The Inspections and Compliance Directorate issued Marine Safety Alert 02-20 to educate the maritime community about common discrepancies associated with fixed gas detection systems on board liquefied gas carriers.
One critical safety measure on liquefied gas carriers is the fixed gas detection system. If gas vapors are detected in a monitored space, an alarm will activate and alert the crew of the dangerous condition. The International Code for the Construction and Equipment of Ships Carrying Liquefied Gases in Bulk (IGC Code) requires the activation of alarms at specified vapor concentrations. However, during exams on three separate Liquefied Natural Gas (LNG) carriers in Boston, Port State Control Officers (PSCOs) discovered issues with the fixed flammable gas detection system that resulted in the issuance of deficiencies and delay of cargo operations. While witnessing tests, multiple sensors measured outside the tolerances established by the manufacturer and subsequent calibration checks failed. In each case, crewmembers were not following established procedures as specified in their Safety Management System (SMS).
Testing procedures and allowable tolerances should be understood by the crewmembers responsible for maintaining and testing the fixed gas detection system. Although the examined gas carriers’ SMSs and manufacturers’ instructions specified procedures for testing the fixed gas detection systems and stated the acceptable parameters for the sensors, many of the sensor tests observed by the PSCOs had readings outside of the established tolerances. In these types of situations, a “drifting sensor” often causes detectors to exceed tolerances specified by the manufacturer. Sensors operating outside of established tolerances pose a significant safety threat and could be grounds for vessel control actions, such as delayed departure from port, delayed cargo operations, or detention.
Another common discrepancy observed was the use of improper span gas on catalytic sensors. To prove proper operation of the fixed gas detection system, the span gas used to test the sensors or complete calibration checks must be appropriate for the type of sensor. There are three main types of sensors: catalytic, infrared, and electrochemical. Catalytic sensors rely on the presence of oxygen to function correctly. Absent the means to introduce oxygen into the sample, if the composition of the span gas used on a catalytic sensor does not include oxygen and is balanced with an inert gas, the sensor will not operate correctly. Tests or calibrations conducted with the incorrect span gas can cause the sensor to operate outside established tolerances.

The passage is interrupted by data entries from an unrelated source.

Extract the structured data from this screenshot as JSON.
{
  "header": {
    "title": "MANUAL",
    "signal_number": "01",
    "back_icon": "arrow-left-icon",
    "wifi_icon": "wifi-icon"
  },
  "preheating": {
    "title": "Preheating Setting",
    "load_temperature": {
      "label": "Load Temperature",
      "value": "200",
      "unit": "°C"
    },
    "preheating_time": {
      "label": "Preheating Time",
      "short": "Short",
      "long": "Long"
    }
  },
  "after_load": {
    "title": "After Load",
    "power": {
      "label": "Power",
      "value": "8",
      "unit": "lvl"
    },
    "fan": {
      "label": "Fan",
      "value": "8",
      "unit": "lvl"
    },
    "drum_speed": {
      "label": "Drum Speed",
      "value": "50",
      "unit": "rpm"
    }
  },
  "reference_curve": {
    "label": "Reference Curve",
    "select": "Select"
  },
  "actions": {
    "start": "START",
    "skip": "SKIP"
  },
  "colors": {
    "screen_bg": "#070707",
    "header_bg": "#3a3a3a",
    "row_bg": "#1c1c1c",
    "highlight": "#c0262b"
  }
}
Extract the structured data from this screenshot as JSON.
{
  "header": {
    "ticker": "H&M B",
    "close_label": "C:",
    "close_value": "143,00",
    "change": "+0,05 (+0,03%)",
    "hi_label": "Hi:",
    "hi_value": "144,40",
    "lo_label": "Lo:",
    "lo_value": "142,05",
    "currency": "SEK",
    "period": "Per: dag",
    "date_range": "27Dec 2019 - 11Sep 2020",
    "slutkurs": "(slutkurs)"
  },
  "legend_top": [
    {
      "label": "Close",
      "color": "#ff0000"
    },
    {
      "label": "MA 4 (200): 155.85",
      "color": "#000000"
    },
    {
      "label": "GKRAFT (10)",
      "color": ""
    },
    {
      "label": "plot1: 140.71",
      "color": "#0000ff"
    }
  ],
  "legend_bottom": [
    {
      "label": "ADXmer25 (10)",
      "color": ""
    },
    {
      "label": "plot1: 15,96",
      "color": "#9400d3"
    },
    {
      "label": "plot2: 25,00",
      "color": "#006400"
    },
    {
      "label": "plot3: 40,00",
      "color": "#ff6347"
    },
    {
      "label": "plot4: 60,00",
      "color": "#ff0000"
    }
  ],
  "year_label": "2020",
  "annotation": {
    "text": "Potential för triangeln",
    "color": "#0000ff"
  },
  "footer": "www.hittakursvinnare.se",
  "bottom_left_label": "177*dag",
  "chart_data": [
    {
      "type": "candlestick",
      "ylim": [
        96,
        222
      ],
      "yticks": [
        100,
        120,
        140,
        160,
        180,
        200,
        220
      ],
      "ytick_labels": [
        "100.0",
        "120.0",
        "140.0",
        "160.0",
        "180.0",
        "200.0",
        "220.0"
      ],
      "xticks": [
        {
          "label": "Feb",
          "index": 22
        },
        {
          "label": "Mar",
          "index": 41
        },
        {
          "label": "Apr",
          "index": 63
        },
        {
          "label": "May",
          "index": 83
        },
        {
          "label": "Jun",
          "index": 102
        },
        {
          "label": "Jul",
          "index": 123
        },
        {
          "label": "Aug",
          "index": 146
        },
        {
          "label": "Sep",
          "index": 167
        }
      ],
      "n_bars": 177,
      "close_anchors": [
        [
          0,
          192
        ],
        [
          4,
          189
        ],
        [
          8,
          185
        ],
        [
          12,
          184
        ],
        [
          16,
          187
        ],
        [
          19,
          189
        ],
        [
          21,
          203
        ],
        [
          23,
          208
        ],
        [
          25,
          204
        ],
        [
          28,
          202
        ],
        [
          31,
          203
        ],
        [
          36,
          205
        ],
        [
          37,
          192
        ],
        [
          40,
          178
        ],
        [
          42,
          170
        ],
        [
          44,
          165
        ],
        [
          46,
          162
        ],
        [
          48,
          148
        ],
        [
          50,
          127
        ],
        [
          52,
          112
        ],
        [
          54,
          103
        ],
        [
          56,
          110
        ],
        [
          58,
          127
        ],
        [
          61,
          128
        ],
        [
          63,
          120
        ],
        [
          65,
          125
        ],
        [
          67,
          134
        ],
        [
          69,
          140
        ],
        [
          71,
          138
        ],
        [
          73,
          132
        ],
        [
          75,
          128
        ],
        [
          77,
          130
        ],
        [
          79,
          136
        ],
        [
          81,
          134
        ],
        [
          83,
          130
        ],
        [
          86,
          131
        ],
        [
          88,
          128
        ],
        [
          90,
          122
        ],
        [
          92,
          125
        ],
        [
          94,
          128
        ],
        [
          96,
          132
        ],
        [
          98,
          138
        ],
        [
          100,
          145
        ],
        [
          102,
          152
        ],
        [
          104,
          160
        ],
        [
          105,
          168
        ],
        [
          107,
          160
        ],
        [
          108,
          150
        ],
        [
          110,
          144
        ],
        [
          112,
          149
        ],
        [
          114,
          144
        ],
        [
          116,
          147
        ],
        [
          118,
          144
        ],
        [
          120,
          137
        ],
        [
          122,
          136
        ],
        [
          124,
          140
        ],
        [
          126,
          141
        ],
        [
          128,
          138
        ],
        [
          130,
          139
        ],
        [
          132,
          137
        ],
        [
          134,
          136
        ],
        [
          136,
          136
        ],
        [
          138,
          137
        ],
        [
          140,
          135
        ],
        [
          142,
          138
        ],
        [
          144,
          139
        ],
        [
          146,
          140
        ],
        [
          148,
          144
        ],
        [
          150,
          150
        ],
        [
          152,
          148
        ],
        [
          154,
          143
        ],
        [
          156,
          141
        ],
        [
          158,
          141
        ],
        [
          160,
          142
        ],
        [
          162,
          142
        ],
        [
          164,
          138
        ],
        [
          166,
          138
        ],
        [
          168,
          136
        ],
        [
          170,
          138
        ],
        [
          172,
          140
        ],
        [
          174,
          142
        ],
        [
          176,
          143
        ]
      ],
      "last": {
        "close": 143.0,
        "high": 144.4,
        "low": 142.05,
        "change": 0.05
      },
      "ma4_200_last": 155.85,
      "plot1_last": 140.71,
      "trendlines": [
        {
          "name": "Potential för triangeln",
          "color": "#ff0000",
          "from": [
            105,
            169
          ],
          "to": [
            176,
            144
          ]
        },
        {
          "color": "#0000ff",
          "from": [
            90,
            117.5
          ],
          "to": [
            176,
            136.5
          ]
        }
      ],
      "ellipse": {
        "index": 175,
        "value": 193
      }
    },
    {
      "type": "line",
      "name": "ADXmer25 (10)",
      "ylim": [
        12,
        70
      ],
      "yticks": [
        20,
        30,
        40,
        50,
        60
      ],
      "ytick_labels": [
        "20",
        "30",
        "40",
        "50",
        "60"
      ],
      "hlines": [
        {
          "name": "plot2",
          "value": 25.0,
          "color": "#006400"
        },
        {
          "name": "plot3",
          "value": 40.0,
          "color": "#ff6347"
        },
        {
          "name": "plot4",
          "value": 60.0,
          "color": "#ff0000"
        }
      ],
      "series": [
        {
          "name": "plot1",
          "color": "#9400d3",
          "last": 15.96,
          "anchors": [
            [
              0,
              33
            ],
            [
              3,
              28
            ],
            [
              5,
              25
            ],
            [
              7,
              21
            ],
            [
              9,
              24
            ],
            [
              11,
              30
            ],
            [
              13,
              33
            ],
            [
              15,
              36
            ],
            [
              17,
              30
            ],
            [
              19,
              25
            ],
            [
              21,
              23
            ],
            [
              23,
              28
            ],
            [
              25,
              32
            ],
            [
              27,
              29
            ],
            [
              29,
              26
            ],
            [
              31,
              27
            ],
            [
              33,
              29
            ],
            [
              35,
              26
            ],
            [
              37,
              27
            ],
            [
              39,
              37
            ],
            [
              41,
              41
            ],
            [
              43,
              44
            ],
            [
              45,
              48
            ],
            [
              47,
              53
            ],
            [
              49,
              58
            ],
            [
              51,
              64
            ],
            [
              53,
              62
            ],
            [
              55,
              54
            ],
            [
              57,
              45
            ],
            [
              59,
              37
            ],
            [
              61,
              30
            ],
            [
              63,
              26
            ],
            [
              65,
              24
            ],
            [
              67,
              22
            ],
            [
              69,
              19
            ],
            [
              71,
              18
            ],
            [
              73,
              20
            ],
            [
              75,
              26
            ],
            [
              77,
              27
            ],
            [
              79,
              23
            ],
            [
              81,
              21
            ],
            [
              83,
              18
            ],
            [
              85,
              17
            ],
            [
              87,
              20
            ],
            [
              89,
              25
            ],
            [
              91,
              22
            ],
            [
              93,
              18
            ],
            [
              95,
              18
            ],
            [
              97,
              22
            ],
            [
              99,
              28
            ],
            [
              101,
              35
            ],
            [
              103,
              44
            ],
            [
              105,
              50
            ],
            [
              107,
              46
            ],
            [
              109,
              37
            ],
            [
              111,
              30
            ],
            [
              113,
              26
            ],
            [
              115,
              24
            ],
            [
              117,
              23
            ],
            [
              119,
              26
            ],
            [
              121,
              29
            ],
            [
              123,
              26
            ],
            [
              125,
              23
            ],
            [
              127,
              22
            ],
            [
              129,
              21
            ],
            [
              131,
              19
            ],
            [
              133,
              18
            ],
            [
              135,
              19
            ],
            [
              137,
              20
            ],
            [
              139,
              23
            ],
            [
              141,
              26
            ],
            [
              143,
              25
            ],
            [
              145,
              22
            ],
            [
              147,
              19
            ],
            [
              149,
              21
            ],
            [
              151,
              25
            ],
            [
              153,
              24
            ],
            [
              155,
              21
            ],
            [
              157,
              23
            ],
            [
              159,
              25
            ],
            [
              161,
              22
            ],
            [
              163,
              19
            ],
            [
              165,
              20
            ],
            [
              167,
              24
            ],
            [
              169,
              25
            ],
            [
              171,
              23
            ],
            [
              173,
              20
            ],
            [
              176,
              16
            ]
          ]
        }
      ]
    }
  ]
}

The Coast Guard strongly recommends that liquefied gas carrier owners and operators ensure the following:
- Testing and calibration of fixed gas detection systems are completed per the vessel’s SMS and manufacturer’s instructions.

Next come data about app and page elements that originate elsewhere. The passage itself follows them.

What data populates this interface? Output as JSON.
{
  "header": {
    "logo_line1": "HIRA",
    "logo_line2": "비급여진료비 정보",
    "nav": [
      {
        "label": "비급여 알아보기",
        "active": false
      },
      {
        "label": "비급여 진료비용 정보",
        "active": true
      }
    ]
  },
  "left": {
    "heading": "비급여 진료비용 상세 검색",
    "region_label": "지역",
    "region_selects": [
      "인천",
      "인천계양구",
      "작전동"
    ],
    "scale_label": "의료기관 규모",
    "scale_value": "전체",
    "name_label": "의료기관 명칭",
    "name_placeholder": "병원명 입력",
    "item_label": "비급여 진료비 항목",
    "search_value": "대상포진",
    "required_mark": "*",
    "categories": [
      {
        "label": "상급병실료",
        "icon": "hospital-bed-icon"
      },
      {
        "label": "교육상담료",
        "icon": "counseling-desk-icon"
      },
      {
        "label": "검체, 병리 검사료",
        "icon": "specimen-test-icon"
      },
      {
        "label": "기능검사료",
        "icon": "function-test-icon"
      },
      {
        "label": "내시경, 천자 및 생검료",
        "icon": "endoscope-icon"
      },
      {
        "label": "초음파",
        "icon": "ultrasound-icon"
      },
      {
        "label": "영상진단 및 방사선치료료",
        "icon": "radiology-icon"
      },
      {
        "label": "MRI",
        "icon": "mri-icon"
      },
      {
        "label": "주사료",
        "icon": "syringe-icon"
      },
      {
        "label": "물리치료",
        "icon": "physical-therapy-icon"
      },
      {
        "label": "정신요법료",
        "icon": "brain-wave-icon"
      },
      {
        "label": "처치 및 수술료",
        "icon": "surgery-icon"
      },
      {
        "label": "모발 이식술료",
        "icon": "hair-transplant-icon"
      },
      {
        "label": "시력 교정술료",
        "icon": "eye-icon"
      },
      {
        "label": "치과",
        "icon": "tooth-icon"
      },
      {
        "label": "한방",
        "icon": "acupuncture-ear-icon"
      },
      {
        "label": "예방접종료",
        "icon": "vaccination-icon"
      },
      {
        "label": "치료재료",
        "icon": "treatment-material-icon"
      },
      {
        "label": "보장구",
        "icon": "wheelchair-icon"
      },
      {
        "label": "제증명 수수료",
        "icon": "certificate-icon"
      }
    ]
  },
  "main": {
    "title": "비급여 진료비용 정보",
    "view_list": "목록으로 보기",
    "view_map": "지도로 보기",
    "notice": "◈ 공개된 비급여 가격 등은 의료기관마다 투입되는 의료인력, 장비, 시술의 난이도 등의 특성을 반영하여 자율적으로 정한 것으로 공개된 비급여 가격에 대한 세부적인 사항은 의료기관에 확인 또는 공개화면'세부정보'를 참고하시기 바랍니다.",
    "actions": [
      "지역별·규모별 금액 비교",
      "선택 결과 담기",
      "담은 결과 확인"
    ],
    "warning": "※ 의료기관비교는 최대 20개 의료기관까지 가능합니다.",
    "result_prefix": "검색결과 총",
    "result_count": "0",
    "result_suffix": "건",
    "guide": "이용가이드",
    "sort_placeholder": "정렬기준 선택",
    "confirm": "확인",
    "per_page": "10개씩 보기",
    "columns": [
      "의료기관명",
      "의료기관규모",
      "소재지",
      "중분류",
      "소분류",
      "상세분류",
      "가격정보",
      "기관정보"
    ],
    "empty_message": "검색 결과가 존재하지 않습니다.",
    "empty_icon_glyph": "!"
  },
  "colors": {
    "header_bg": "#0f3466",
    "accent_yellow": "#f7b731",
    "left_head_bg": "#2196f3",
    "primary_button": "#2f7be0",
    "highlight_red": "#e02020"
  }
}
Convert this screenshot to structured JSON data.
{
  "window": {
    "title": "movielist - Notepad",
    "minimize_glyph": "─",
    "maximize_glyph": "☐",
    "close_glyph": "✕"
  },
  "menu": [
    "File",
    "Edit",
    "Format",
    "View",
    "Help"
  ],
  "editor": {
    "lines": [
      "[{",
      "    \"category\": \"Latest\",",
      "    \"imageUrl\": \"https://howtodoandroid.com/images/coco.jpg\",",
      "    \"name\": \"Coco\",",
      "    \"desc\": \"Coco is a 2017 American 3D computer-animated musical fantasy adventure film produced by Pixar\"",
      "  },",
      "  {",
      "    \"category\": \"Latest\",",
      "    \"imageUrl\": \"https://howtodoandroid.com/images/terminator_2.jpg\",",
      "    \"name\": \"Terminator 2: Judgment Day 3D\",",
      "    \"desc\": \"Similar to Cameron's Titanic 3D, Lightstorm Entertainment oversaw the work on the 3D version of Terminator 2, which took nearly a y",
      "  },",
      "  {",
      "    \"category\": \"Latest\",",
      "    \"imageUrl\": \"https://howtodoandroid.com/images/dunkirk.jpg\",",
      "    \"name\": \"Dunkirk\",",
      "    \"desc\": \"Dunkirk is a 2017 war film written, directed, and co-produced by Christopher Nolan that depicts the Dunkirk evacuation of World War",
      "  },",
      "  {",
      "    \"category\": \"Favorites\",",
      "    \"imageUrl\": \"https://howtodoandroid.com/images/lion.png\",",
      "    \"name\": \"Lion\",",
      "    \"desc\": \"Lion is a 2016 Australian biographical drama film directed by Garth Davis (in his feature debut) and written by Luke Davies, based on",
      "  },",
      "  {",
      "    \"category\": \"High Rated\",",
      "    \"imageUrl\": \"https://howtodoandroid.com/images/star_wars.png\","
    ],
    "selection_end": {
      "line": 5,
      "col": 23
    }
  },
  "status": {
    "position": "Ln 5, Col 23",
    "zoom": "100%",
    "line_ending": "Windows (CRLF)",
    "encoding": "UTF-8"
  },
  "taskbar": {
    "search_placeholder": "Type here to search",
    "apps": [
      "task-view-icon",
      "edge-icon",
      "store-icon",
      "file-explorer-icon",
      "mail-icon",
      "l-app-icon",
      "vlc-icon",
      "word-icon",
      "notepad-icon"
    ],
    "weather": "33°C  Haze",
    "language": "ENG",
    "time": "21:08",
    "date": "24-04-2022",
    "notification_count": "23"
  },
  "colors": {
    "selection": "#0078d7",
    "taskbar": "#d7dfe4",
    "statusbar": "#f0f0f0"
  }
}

- Sensors are operating within established parameters as required by the vessel’s procedures and manufacturer’s instructions.

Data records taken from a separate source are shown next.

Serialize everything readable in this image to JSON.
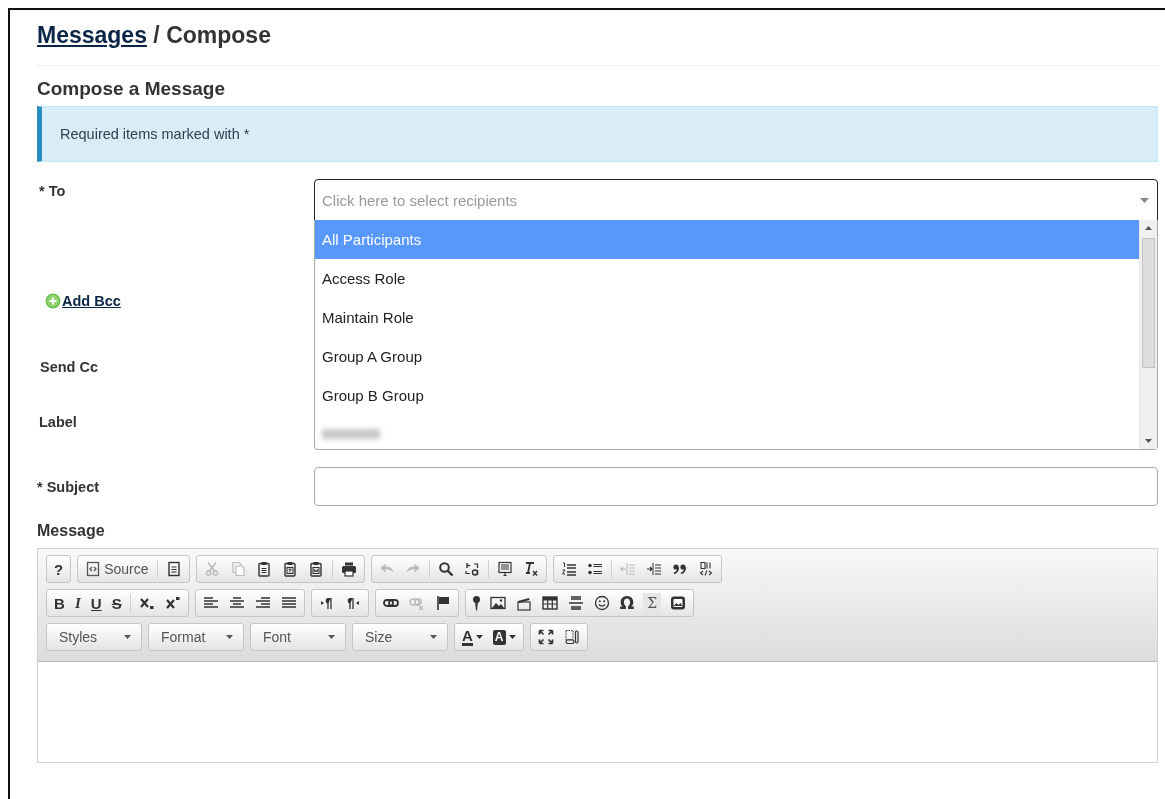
{
  "breadcrumb": {
    "link": "Messages",
    "current": "/ Compose"
  },
  "section_title": "Compose a Message",
  "alert": "Required items marked with *",
  "form": {
    "to_label": "* To",
    "to_placeholder": "Click here to select recipients",
    "add_bcc": "Add Bcc",
    "send_cc_label": "Send Cc",
    "label_label": "Label",
    "subject_label": "* Subject",
    "message_label": "Message"
  },
  "recipient_options": [
    {
      "kind": "option",
      "label": "All Participants",
      "selected": true
    },
    {
      "kind": "option",
      "label": "Access Role",
      "selected": false
    },
    {
      "kind": "option",
      "label": "Maintain Role",
      "selected": false
    },
    {
      "kind": "option",
      "label": "Group A Group",
      "selected": false
    },
    {
      "kind": "option",
      "label": "Group B Group",
      "selected": false
    },
    {
      "kind": "blurred",
      "selected": false
    }
  ],
  "toolbar": [
    [
      {
        "runs": [
          [
            {
              "kind": "help",
              "text": "?",
              "disabled": false
            }
          ]
        ]
      },
      {
        "runs": [
          [
            {
              "kind": "source",
              "text": "Source",
              "disabled": false
            }
          ],
          [
            {
              "kind": "preview",
              "disabled": false
            }
          ]
        ]
      },
      {
        "runs": [
          [
            {
              "kind": "cut",
              "disabled": true
            },
            {
              "kind": "copy",
              "disabled": true
            },
            {
              "kind": "paste",
              "disabled": false
            },
            {
              "kind": "paste-text",
              "disabled": false
            },
            {
              "kind": "paste-word",
              "disabled": false
            }
          ],
          [
            {
              "kind": "print",
              "disabled": false
            }
          ]
        ]
      },
      {
        "runs": [
          [
            {
              "kind": "undo",
              "disabled": true
            },
            {
              "kind": "redo",
              "disabled": true
            }
          ],
          [
            {
              "kind": "find",
              "disabled": false
            },
            {
              "kind": "replace",
              "disabled": false
            }
          ],
          [
            {
              "kind": "select-all",
              "disabled": false
            },
            {
              "kind": "remove-format",
              "disabled": false
            }
          ]
        ]
      },
      {
        "runs": [
          [
            {
              "kind": "numbered-list",
              "disabled": false
            },
            {
              "kind": "bulleted-list",
              "disabled": false
            }
          ],
          [
            {
              "kind": "outdent",
              "disabled": true
            },
            {
              "kind": "indent",
              "disabled": false
            },
            {
              "kind": "blockquote",
              "disabled": false
            },
            {
              "kind": "div",
              "disabled": false
            }
          ]
        ]
      }
    ],
    [
      {
        "runs": [
          [
            {
              "kind": "bold",
              "text": "B",
              "disabled": false
            },
            {
              "kind": "italic",
              "text": "I",
              "disabled": false
            },
            {
              "kind": "underline",
              "text": "U",
              "disabled": false
            },
            {
              "kind": "strike",
              "text": "S",
              "disabled": false
            }
          ],
          [
            {
              "kind": "subscript",
              "disabled": false
            },
            {
              "kind": "superscript",
              "disabled": false
            }
          ]
        ]
      },
      {
        "runs": [
          [
            {
              "kind": "align-left",
              "disabled": false
            },
            {
              "kind": "align-center",
              "disabled": false
            },
            {
              "kind": "align-right",
              "disabled": false
            },
            {
              "kind": "justify",
              "disabled": false
            }
          ]
        ]
      },
      {
        "runs": [
          [
            {
              "kind": "ltr",
              "disabled": false
            },
            {
              "kind": "rtl",
              "disabled": false
            }
          ]
        ]
      },
      {
        "runs": [
          [
            {
              "kind": "link",
              "disabled": false
            },
            {
              "kind": "unlink",
              "disabled": true
            },
            {
              "kind": "anchor",
              "disabled": false
            }
          ]
        ]
      },
      {
        "runs": [
          [
            {
              "kind": "placeholder",
              "disabled": false
            },
            {
              "kind": "image",
              "disabled": false
            },
            {
              "kind": "video",
              "disabled": false
            },
            {
              "kind": "table",
              "disabled": false
            },
            {
              "kind": "hr",
              "disabled": false
            },
            {
              "kind": "smiley",
              "disabled": false
            },
            {
              "kind": "omega",
              "text": "Ω",
              "disabled": false
            },
            {
              "kind": "sigma",
              "text": "Σ",
              "disabled": false
            },
            {
              "kind": "iframe",
              "disabled": false
            }
          ]
        ]
      }
    ],
    [
      {
        "runs": [
          [
            {
              "kind": "combo",
              "text": "Styles",
              "disabled": false
            }
          ]
        ]
      },
      {
        "runs": [
          [
            {
              "kind": "combo",
              "text": "Format",
              "disabled": false
            }
          ]
        ]
      },
      {
        "runs": [
          [
            {
              "kind": "combo",
              "text": "Font",
              "disabled": false
            }
          ]
        ]
      },
      {
        "runs": [
          [
            {
              "kind": "combo",
              "text": "Size",
              "disabled": false
            }
          ]
        ]
      },
      {
        "runs": [
          [
            {
              "kind": "text-color",
              "text": "A",
              "disabled": false
            },
            {
              "kind": "bg-color",
              "text": "A",
              "disabled": false
            }
          ]
        ]
      },
      {
        "runs": [
          [
            {
              "kind": "maximize",
              "disabled": false
            },
            {
              "kind": "show-blocks",
              "disabled": false
            }
          ]
        ]
      }
    ]
  ]
}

- The appropriate span gas for the type of sensor is correctly applied to the sensor, as established by the manufacturer and vessel’s SMS.
- The crewmember responsible for maintaining the gas detection system has adequate training, is fully knowledgeable on the system, and is proficient in conducting system tests.
Investigating officers, inspection personnel, servicing technicians, and shipboard personnel are encouraged to maintain an acute awareness of these issues and initiate corrective actions as needed.
This safety alert is provided for informational purposes only and does not relieve any domestic or international safety, operational, or material requirements. Developed by Coast Guard marine inspectors at Sector Boston. Questions may be sent to the Coast Guard Investigations Center of Expertise at INCOE@uscg.mil.
This blog is not a replacement or substitute for the formal posting of regulations and updates or existing processes for receiving formal feedback of the same. Links provided on this blog will direct the reader to official source documents, such as the Federal Register, Homeport and the Code of Federal Regulations. These documents remain the official source for regulatory information published by the Coast Guard.